_TASK_
Only the lines from the one containing "Convert this screenshot" through the last line of the data below belong in your answer, copied exactly and without pictures.

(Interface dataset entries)
--

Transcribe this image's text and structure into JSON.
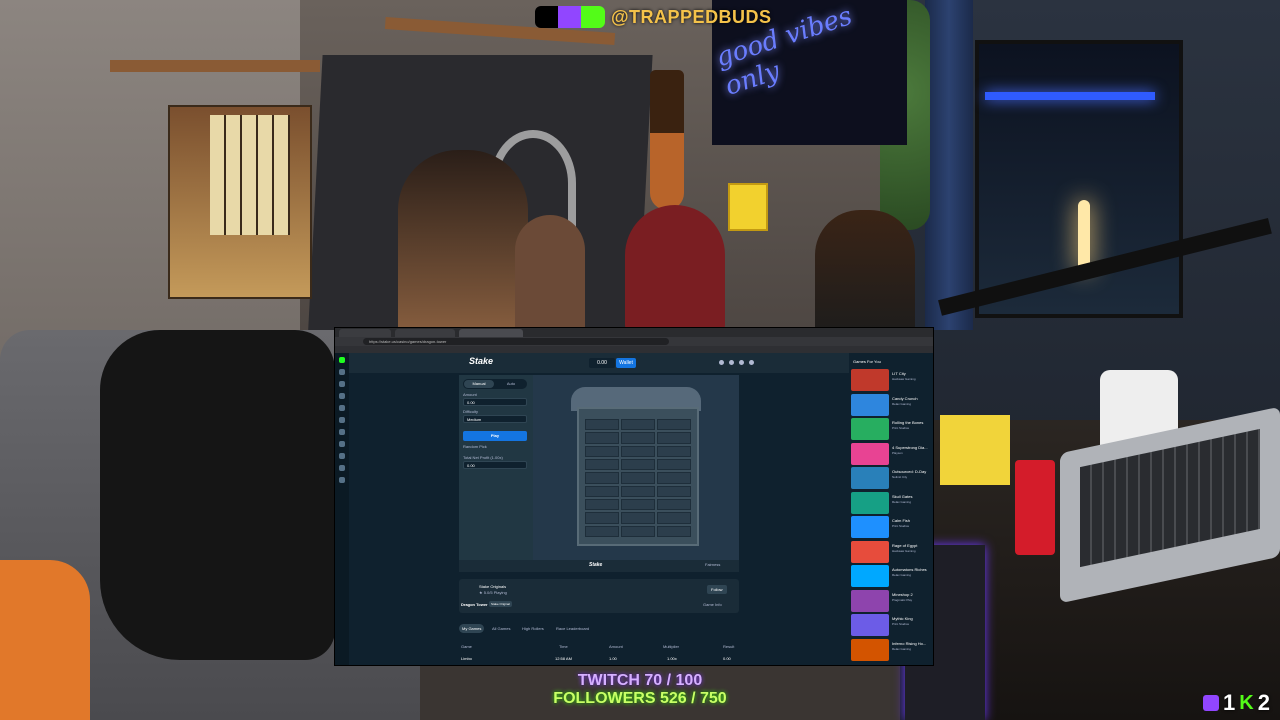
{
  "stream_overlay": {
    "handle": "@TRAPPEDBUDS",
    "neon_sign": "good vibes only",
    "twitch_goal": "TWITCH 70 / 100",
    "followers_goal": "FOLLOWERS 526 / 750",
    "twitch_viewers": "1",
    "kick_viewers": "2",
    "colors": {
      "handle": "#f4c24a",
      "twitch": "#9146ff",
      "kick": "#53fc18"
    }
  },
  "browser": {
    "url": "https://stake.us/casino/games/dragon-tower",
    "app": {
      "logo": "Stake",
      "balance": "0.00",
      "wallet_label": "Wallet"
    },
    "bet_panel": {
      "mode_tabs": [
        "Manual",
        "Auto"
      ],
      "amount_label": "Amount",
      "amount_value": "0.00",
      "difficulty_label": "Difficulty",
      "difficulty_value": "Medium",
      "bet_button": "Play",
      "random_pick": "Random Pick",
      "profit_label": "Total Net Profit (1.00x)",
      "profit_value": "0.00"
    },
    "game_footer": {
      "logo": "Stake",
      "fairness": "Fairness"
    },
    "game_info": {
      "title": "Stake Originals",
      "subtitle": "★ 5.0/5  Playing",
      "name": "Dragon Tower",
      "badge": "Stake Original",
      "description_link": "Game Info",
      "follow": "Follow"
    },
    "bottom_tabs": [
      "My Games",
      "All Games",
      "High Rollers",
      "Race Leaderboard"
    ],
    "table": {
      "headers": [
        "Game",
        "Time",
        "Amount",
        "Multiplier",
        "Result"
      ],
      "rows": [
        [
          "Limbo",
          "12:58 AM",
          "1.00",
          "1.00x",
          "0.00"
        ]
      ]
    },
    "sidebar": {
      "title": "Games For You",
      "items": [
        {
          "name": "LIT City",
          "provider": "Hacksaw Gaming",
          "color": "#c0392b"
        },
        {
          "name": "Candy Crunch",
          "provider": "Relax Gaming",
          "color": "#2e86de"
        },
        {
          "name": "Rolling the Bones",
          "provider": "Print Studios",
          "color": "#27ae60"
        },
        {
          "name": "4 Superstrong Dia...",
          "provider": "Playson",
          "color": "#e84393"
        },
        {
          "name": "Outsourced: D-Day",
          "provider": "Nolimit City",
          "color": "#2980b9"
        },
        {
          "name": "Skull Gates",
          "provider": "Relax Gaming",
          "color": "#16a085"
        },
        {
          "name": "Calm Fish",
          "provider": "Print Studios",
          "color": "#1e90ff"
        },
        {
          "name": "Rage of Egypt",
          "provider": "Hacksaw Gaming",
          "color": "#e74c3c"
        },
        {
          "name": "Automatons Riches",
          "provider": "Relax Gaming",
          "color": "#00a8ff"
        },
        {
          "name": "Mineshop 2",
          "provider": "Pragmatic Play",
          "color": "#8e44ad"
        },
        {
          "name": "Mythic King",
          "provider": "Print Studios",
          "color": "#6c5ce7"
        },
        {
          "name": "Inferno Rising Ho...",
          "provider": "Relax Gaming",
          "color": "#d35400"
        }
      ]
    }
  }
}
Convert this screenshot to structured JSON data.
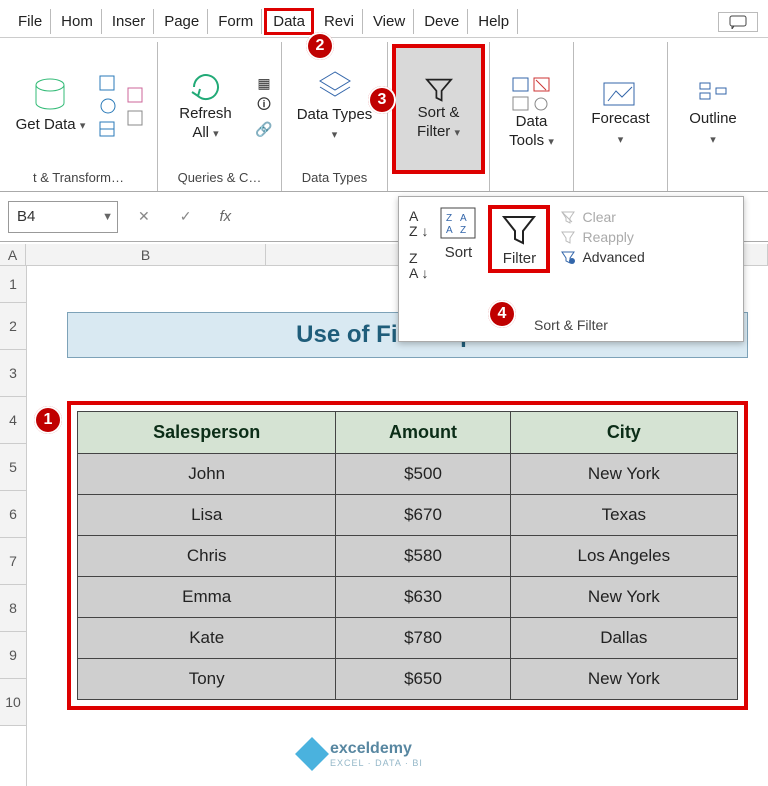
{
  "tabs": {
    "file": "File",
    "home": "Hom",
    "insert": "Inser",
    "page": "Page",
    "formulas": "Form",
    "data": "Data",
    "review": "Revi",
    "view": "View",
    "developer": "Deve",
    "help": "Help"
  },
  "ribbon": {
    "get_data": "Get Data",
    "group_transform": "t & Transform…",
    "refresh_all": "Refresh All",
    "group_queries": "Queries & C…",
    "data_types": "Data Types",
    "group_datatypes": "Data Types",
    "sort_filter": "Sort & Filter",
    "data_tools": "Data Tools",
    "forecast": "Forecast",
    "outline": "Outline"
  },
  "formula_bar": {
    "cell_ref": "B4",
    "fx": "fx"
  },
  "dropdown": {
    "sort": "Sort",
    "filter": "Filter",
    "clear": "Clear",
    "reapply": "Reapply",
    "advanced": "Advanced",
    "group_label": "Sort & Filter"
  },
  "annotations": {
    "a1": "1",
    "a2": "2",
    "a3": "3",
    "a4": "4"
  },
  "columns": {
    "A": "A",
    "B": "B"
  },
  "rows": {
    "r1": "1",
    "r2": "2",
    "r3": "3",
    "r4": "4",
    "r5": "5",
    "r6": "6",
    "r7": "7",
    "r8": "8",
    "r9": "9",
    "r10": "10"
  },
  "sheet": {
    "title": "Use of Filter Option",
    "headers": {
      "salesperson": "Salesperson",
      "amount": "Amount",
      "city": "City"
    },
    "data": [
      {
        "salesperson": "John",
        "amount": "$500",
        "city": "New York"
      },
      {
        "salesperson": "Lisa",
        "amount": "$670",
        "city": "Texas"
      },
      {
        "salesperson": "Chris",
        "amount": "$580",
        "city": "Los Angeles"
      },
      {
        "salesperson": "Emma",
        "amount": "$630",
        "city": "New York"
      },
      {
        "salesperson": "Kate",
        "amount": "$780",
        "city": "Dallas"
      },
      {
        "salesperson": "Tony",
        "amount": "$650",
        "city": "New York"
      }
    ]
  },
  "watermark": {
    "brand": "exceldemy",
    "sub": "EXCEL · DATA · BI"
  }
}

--

_ANSWER FOR THE TASK_
Convert this screenshot to structured JSON data.
{
  "tabs": {
    "file": "File",
    "home": "Hom",
    "insert": "Inser",
    "page": "Page",
    "formulas": "Form",
    "data": "Data",
    "review": "Revi",
    "view": "View",
    "developer": "Deve",
    "help": "Help"
  },
  "ribbon": {
    "get_data": "Get Data",
    "group_transform": "t & Transform…",
    "refresh_all": "Refresh All",
    "group_queries": "Queries & C…",
    "data_types": "Data Types",
    "group_datatypes": "Data Types",
    "sort_filter": "Sort & Filter",
    "data_tools": "Data Tools",
    "forecast": "Forecast",
    "outline": "Outline"
  },
  "formula_bar": {
    "cell_ref": "B4",
    "fx": "fx"
  },
  "dropdown": {
    "sort": "Sort",
    "filter": "Filter",
    "clear": "Clear",
    "reapply": "Reapply",
    "advanced": "Advanced",
    "group_label": "Sort & Filter"
  },
  "annotations": {
    "a1": "1",
    "a2": "2",
    "a3": "3",
    "a4": "4"
  },
  "columns": {
    "A": "A",
    "B": "B"
  },
  "rows": {
    "r1": "1",
    "r2": "2",
    "r3": "3",
    "r4": "4",
    "r5": "5",
    "r6": "6",
    "r7": "7",
    "r8": "8",
    "r9": "9",
    "r10": "10"
  },
  "sheet": {
    "title": "Use of Filter Option",
    "headers": {
      "salesperson": "Salesperson",
      "amount": "Amount",
      "city": "City"
    },
    "data": [
      {
        "salesperson": "John",
        "amount": "$500",
        "city": "New York"
      },
      {
        "salesperson": "Lisa",
        "amount": "$670",
        "city": "Texas"
      },
      {
        "salesperson": "Chris",
        "amount": "$580",
        "city": "Los Angeles"
      },
      {
        "salesperson": "Emma",
        "amount": "$630",
        "city": "New York"
      },
      {
        "salesperson": "Kate",
        "amount": "$780",
        "city": "Dallas"
      },
      {
        "salesperson": "Tony",
        "amount": "$650",
        "city": "New York"
      }
    ]
  },
  "watermark": {
    "brand": "exceldemy",
    "sub": "EXCEL · DATA · BI"
  }
}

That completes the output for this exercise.